In January 1919 George sprained his knee and he was sent back to England. He spent three and a half months at Colchester Military Hospital and the Woodcote Park convalescent centre. He served in England for another three months and sailed for Canada on 18 July on the SS Winifredian, arriving at Halifax ten days later. He was discharged on demobilization on 31 July in Port Arthur. His intended residence was Kenora. Two other young men from Lac Seul, Edward Lands and David Lands, also enlisted with the 141st Battalion and served overseas. They were most likely George’s brothers.
Before the war George was probably in a common-law relationship. He was married at Shoal Lake, Ontario on 20 August 1919, just three weeks after returning home. He listed his address as Shoal Lake and said he was 31 years old, a bachelor and a returned soldier and trapper. His wife Edith Redsky was 30 years old and the daughter of Chief Redsky. She was born at Shoal Lake, a First Nations community about 25 km west of Kenora. It’s not known if this was the same Edith that George was with when he enlisted. At the time of the 1921 census George and his wife were living at Shoal Lake and he had another son, Henry, age one.
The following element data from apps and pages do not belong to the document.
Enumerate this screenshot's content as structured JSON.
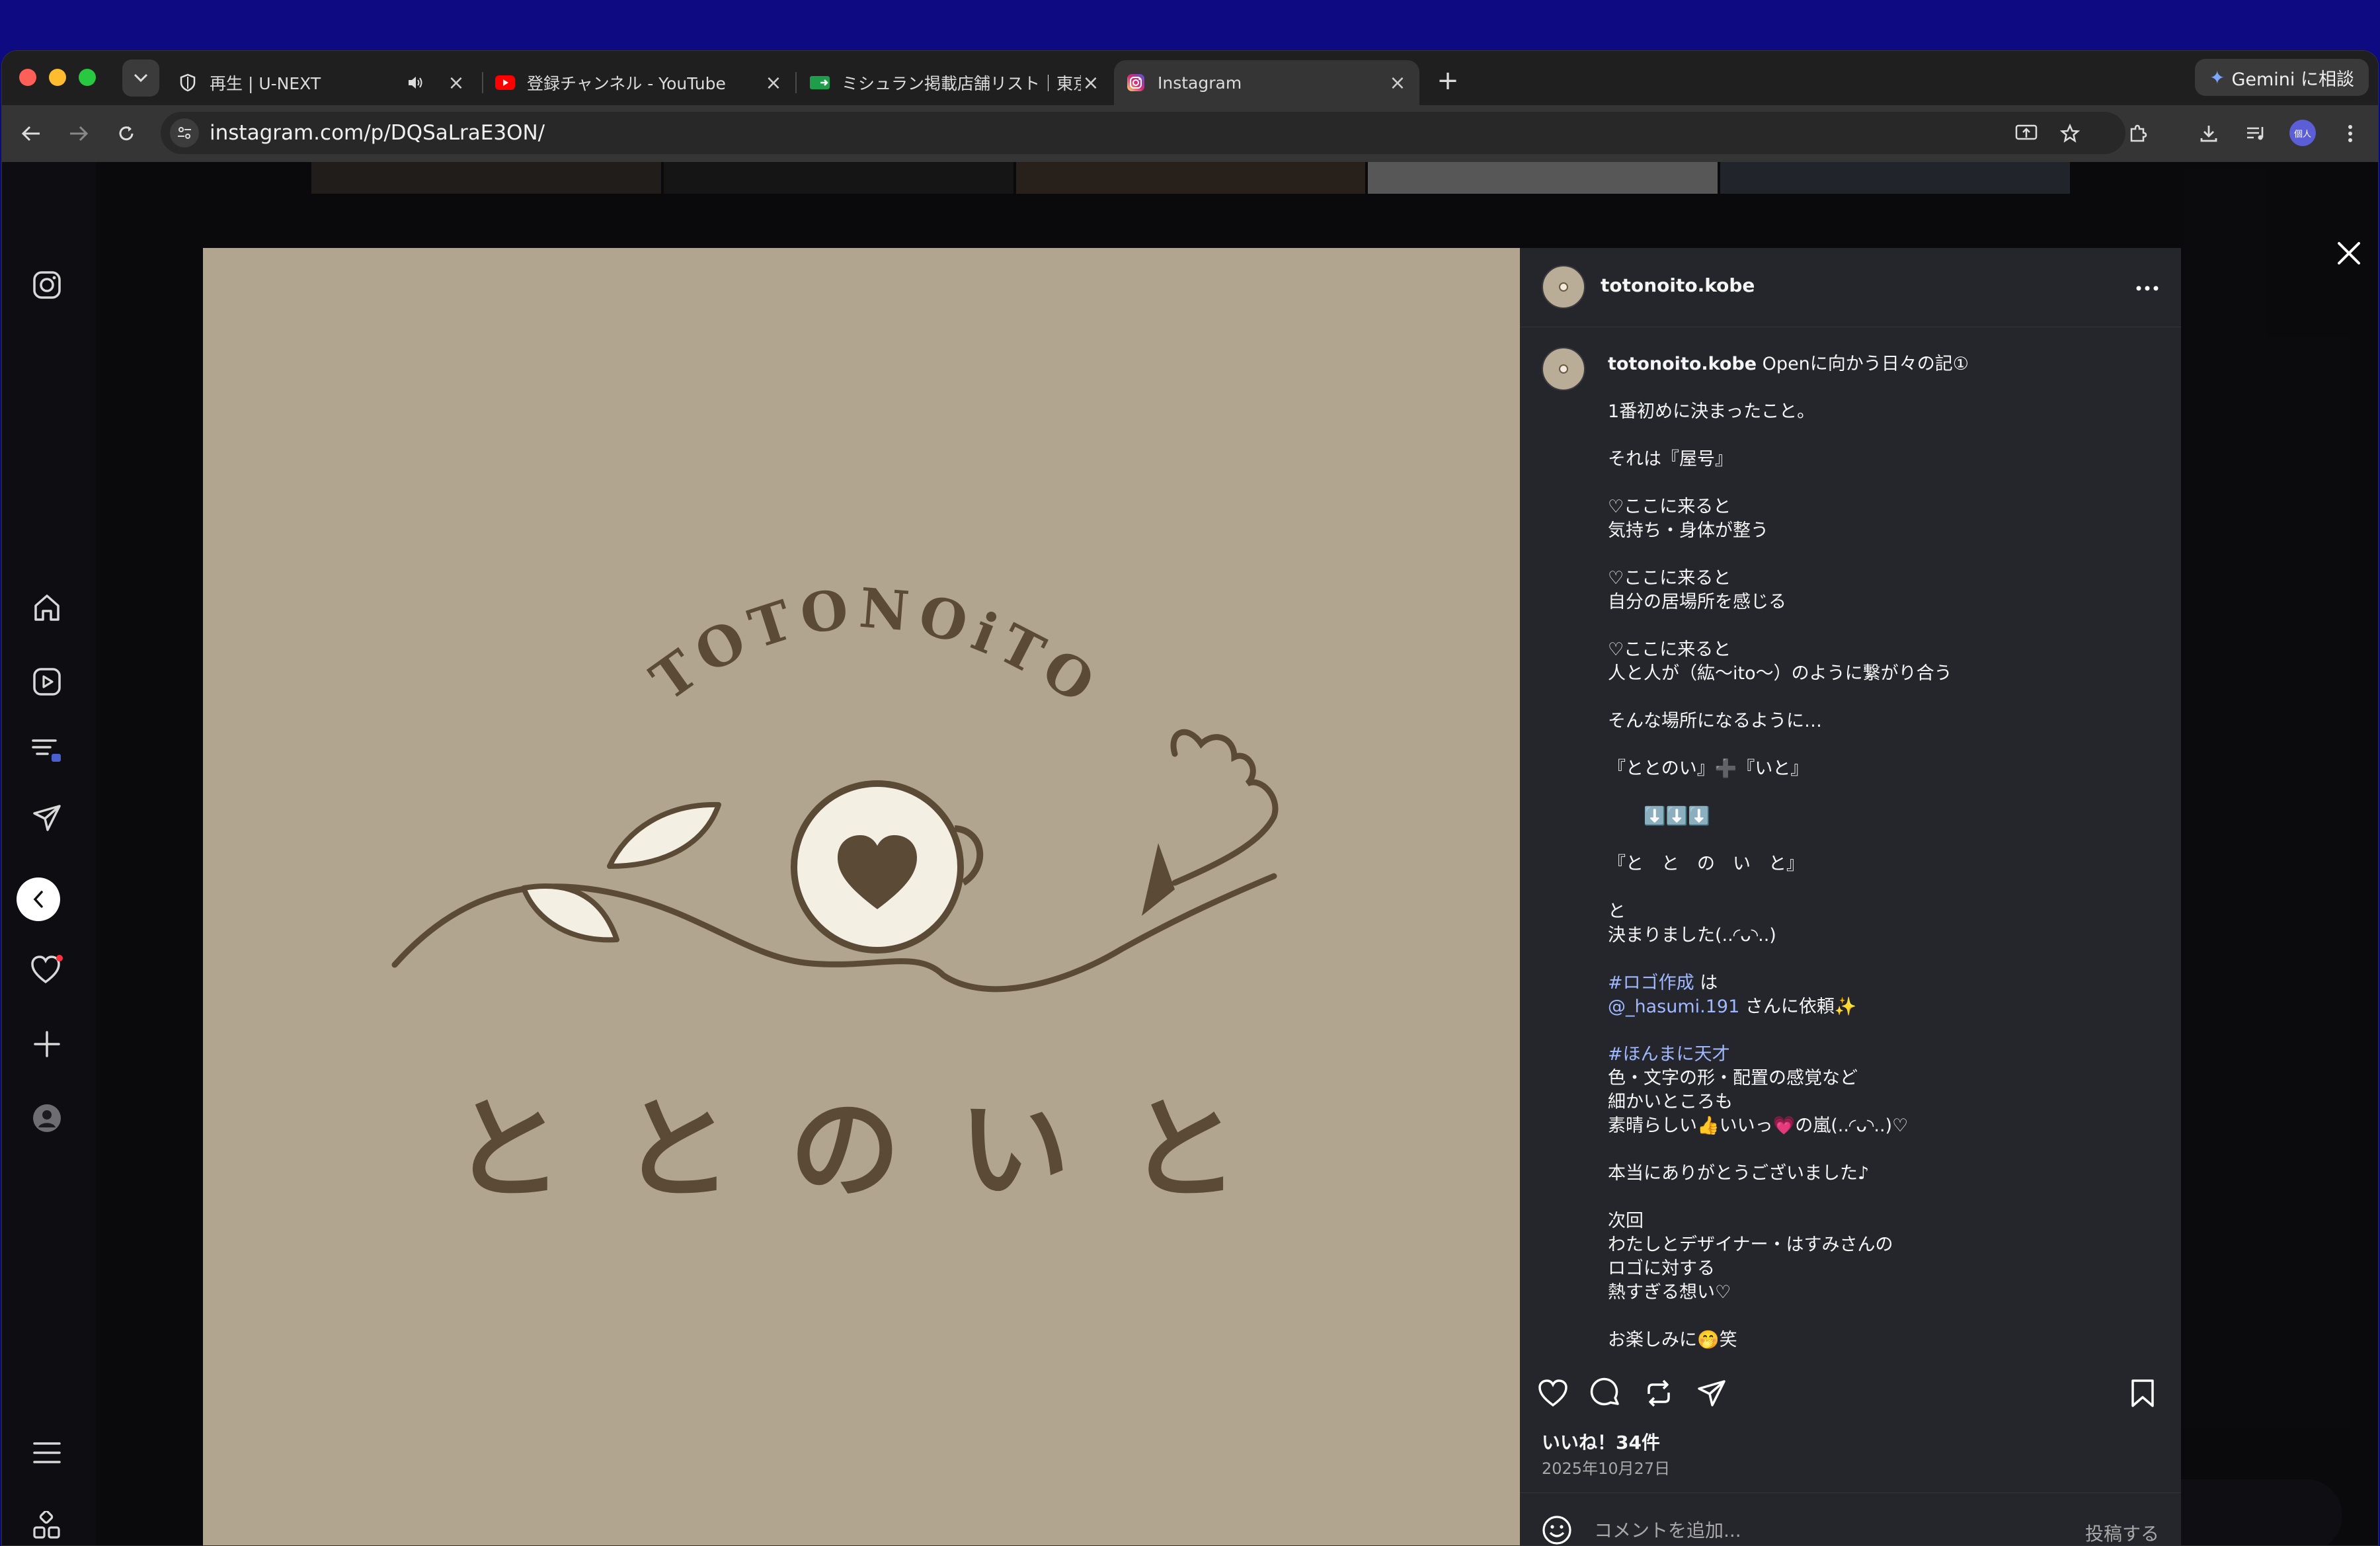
{
  "browser": {
    "tabs": [
      {
        "title": "再生 | U-NEXT",
        "favicon": "shield-icon",
        "audio": true
      },
      {
        "title": "登録チャンネル - YouTube",
        "favicon": "youtube-icon"
      },
      {
        "title": "ミシュラン掲載店舗リスト｜東京",
        "favicon": "sheets-icon"
      },
      {
        "title": "Instagram",
        "favicon": "instagram-icon",
        "active": true
      }
    ],
    "url": "instagram.com/p/DQSaLraE3ON/",
    "gemini_label": "Gemini に相談",
    "profile_chip": "個人"
  },
  "post": {
    "username": "totonoito.kobe",
    "logo": {
      "arc_text": "TOTONOiTO",
      "kana_text": "ととのいと",
      "bg_color": "#b2a590",
      "ink_color": "#5a4a36"
    },
    "caption": {
      "title": "Openに向かう日々の記①",
      "line1": "1番初めに決まったこと。",
      "line2": "それは『屋号』",
      "line3": "♡ここに来ると\n気持ち・身体が整う",
      "line4": "♡ここに来ると\n自分の居場所を感じる",
      "line5": "♡ここに来ると\n人と人が（紘〜ito〜）のように繋がり合う",
      "line6": "そんな場所になるように…",
      "line7": "『ととのい』➕『いと』",
      "line8": "　　⬇️⬇️⬇️",
      "line9": "『と　と　の　い　と』",
      "line10": "と\n決まりました(..◜ᴗ◝..)",
      "hashtag1": "#ロゴ作成",
      "text_wa": " は",
      "mention": "@_hasumi.191",
      "text_irai": " さんに依頼✨",
      "hashtag2": "#ほんまに天才",
      "line11": "色・文字の形・配置の感覚など\n細かいところも\n素晴らしい👍いいっ💗の嵐(..◜ᴗ◝..)♡",
      "line12": "本当にありがとうございました♪",
      "line13": "次回\nわたしとデザイナー・はすみさんの\nロゴに対する\n熱すぎる想い♡",
      "line14": "お楽しみに🤭笑"
    },
    "likes": "いいね！34件",
    "date": "2025年10月27日",
    "comment_placeholder": "コメントを追加...",
    "post_button": "投稿する"
  },
  "colors": {
    "accent_link": "#a0b8ff",
    "panel_bg": "#25262b",
    "notification_dot": "#ff3040"
  }
}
George passed away on 18 September 1956, as recorded on his veteran death card and in his service file. His place of death and burial are not noted but next of kin was his son Albert Lands of McIntosh, Ontario. George is commemorated on the Anishinaabe Veteran Heroes plaque at Ne-Chee Friendship Centre in Kenora and on the Aboriginal Veterans Tribute Honour list here.
By Becky Johnson